_Supplied entries_.
- - - - -
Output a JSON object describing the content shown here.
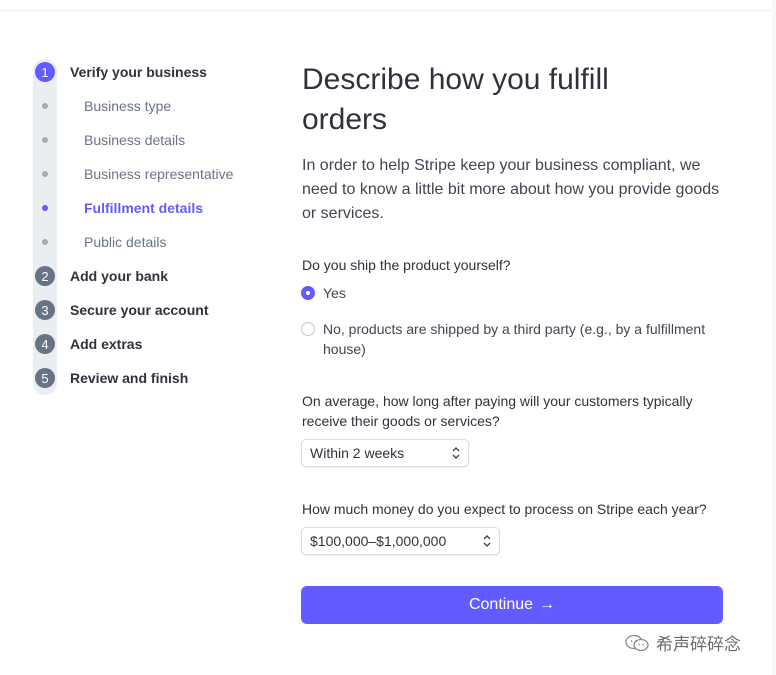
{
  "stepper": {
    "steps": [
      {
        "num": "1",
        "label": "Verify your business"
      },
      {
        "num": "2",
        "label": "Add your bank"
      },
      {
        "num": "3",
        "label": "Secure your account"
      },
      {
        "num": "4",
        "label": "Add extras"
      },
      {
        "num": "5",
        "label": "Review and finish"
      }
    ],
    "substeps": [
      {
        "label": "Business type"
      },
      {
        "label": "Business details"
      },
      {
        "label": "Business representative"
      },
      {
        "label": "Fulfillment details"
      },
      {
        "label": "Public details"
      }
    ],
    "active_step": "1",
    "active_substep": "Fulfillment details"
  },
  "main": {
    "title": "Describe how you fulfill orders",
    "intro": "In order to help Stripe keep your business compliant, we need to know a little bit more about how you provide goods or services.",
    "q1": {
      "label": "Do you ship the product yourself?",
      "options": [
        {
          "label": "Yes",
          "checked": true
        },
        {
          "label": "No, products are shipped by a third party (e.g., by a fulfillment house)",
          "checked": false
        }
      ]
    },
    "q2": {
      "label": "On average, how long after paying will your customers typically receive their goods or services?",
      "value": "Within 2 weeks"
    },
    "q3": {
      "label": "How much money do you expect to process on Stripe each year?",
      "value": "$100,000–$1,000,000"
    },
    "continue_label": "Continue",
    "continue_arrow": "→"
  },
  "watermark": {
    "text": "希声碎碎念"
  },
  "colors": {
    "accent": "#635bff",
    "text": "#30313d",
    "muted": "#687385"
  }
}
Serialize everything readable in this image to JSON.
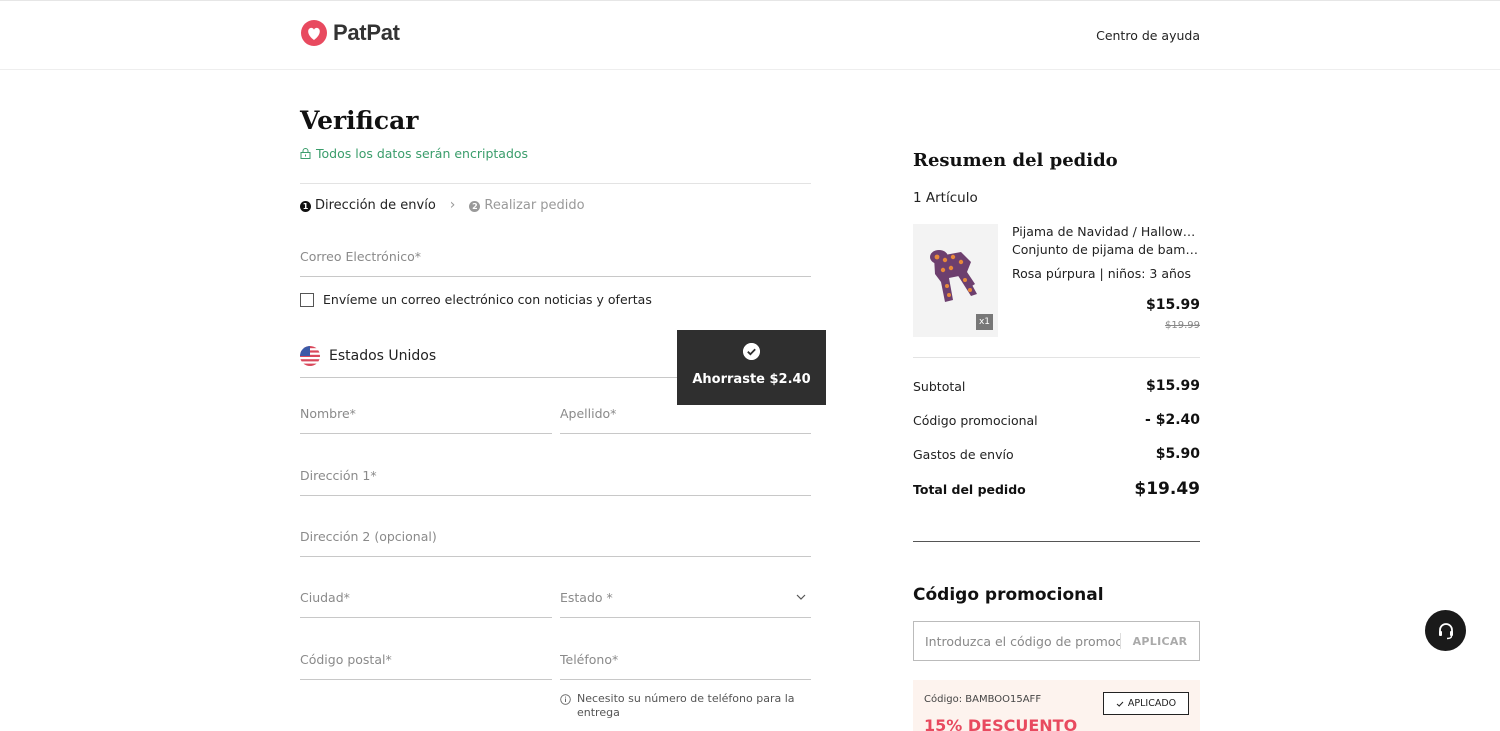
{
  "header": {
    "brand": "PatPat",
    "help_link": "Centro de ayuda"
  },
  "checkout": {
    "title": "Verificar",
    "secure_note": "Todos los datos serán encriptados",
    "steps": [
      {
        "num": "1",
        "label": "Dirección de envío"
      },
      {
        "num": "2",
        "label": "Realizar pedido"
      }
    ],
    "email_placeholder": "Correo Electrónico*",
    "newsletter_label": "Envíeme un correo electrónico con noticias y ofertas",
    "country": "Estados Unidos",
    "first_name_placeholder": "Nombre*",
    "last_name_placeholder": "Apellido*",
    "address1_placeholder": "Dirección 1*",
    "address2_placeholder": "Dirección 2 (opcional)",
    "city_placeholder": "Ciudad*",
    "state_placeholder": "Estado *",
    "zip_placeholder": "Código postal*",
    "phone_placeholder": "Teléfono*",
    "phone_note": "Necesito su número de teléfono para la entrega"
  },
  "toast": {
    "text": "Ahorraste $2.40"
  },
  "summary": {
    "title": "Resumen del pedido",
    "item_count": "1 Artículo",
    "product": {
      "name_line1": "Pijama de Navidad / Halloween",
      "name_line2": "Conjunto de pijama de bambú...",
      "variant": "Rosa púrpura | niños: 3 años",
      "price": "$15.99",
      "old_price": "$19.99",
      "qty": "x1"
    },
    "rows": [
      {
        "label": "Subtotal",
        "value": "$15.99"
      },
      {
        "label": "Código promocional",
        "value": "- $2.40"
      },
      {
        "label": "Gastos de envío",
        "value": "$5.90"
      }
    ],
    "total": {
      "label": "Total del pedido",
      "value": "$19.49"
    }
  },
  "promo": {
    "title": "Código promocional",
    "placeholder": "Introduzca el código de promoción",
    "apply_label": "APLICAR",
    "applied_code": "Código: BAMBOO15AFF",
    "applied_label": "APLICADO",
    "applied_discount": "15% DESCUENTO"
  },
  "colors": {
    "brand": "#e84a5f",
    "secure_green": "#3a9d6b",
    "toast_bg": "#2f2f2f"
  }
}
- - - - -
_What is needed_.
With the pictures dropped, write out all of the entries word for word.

_Exercise response_.
Output a JSON object describing the content shown here.
{
  "stepper": {
    "steps": [
      {
        "num": "1",
        "label": "Verify your business"
      },
      {
        "num": "2",
        "label": "Add your bank"
      },
      {
        "num": "3",
        "label": "Secure your account"
      },
      {
        "num": "4",
        "label": "Add extras"
      },
      {
        "num": "5",
        "label": "Review and finish"
      }
    ],
    "substeps": [
      {
        "label": "Business type"
      },
      {
        "label": "Business details"
      },
      {
        "label": "Business representative"
      },
      {
        "label": "Fulfillment details"
      },
      {
        "label": "Public details"
      }
    ],
    "active_step": "1",
    "active_substep": "Fulfillment details"
  },
  "main": {
    "title": "Describe how you fulfill orders",
    "intro": "In order to help Stripe keep your business compliant, we need to know a little bit more about how you provide goods or services.",
    "q1": {
      "label": "Do you ship the product yourself?",
      "options": [
        {
          "label": "Yes",
          "checked": true
        },
        {
          "label": "No, products are shipped by a third party (e.g., by a fulfillment house)",
          "checked": false
        }
      ]
    },
    "q2": {
      "label": "On average, how long after paying will your customers typically receive their goods or services?",
      "value": "Within 2 weeks"
    },
    "q3": {
      "label": "How much money do you expect to process on Stripe each year?",
      "value": "$100,000–$1,000,000"
    },
    "continue_label": "Continue",
    "continue_arrow": "→"
  },
  "watermark": {
    "text": "希声碎碎念"
  },
  "colors": {
    "accent": "#635bff",
    "text": "#30313d",
    "muted": "#687385"
  }
}
Serialize everything readable in this image to JSON.
{
  "header": {
    "brand": "PatPat",
    "help_link": "Centro de ayuda"
  },
  "checkout": {
    "title": "Verificar",
    "secure_note": "Todos los datos serán encriptados",
    "steps": [
      {
        "num": "1",
        "label": "Dirección de envío"
      },
      {
        "num": "2",
        "label": "Realizar pedido"
      }
    ],
    "email_placeholder": "Correo Electrónico*",
    "newsletter_label": "Envíeme un correo electrónico con noticias y ofertas",
    "country": "Estados Unidos",
    "first_name_placeholder": "Nombre*",
    "last_name_placeholder": "Apellido*",
    "address1_placeholder": "Dirección 1*",
    "address2_placeholder": "Dirección 2 (opcional)",
    "city_placeholder": "Ciudad*",
    "state_placeholder": "Estado *",
    "zip_placeholder": "Código postal*",
    "phone_placeholder": "Teléfono*",
    "phone_note": "Necesito su número de teléfono para la entrega"
  },
  "toast": {
    "text": "Ahorraste $2.40"
  },
  "summary": {
    "title": "Resumen del pedido",
    "item_count": "1 Artículo",
    "product": {
      "name_line1": "Pijama de Navidad / Halloween",
      "name_line2": "Conjunto de pijama de bambú...",
      "variant": "Rosa púrpura | niños: 3 años",
      "price": "$15.99",
      "old_price": "$19.99",
      "qty": "x1"
    },
    "rows": [
      {
        "label": "Subtotal",
        "value": "$15.99"
      },
      {
        "label": "Código promocional",
        "value": "- $2.40"
      },
      {
        "label": "Gastos de envío",
        "value": "$5.90"
      }
    ],
    "total": {
      "label": "Total del pedido",
      "value": "$19.49"
    }
  },
  "promo": {
    "title": "Código promocional",
    "placeholder": "Introduzca el código de promoción",
    "apply_label": "APLICAR",
    "applied_code": "Código: BAMBOO15AFF",
    "applied_label": "APLICADO",
    "applied_discount": "15% DESCUENTO"
  },
  "colors": {
    "brand": "#e84a5f",
    "secure_green": "#3a9d6b",
    "toast_bg": "#2f2f2f"
  }
}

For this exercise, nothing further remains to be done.